DIRECTIONS – In the records below, tally the lines that contain the word "true" and give only that number.

INPUT RECORDS –
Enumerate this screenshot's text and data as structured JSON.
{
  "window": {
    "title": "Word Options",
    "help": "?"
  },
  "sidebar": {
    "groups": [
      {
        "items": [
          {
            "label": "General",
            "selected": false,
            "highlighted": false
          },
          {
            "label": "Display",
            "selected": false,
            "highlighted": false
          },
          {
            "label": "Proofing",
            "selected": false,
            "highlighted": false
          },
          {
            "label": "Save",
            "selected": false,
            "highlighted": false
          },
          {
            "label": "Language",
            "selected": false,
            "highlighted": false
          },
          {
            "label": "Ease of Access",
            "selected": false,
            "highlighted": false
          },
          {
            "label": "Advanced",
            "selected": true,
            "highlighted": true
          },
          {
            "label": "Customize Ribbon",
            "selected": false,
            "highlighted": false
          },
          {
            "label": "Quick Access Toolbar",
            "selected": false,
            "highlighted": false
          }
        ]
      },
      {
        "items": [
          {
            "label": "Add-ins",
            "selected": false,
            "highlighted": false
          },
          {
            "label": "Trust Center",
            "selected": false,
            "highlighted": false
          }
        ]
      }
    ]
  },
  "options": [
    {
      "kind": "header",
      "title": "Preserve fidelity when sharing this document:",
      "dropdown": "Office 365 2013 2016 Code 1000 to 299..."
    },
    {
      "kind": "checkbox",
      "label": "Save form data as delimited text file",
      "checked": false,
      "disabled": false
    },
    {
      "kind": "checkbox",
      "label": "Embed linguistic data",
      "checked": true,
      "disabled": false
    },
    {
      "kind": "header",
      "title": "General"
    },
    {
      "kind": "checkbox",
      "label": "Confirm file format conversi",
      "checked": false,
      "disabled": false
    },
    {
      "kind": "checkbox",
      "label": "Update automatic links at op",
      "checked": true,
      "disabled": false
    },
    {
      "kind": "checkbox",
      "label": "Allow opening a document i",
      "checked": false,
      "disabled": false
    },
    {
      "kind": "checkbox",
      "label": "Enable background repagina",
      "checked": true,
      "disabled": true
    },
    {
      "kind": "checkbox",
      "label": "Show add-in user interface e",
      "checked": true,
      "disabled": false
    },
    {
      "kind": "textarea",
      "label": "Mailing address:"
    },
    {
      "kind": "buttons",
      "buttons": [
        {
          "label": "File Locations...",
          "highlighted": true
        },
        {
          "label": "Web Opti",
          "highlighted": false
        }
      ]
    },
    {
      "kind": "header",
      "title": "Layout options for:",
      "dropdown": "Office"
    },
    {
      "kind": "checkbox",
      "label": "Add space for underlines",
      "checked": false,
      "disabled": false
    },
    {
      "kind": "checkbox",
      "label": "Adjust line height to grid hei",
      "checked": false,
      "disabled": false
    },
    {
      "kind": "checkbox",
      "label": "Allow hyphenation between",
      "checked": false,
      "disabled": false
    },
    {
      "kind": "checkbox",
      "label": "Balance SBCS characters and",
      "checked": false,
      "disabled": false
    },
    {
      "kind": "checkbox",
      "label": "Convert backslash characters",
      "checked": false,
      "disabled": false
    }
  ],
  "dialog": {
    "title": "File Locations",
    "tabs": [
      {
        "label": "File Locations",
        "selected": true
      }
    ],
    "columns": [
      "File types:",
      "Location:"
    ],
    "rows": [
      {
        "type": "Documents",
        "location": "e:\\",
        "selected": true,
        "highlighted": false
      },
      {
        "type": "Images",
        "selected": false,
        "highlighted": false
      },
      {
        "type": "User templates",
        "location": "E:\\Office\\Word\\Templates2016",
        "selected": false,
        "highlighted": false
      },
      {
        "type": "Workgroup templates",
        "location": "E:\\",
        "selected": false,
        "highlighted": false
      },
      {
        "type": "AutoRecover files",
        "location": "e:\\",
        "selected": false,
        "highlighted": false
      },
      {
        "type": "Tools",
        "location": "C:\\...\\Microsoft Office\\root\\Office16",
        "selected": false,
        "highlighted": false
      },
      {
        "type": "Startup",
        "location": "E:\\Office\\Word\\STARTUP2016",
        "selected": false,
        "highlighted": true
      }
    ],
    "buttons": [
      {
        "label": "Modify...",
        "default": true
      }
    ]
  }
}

SOLUTION TO THIS EXERCISE – 12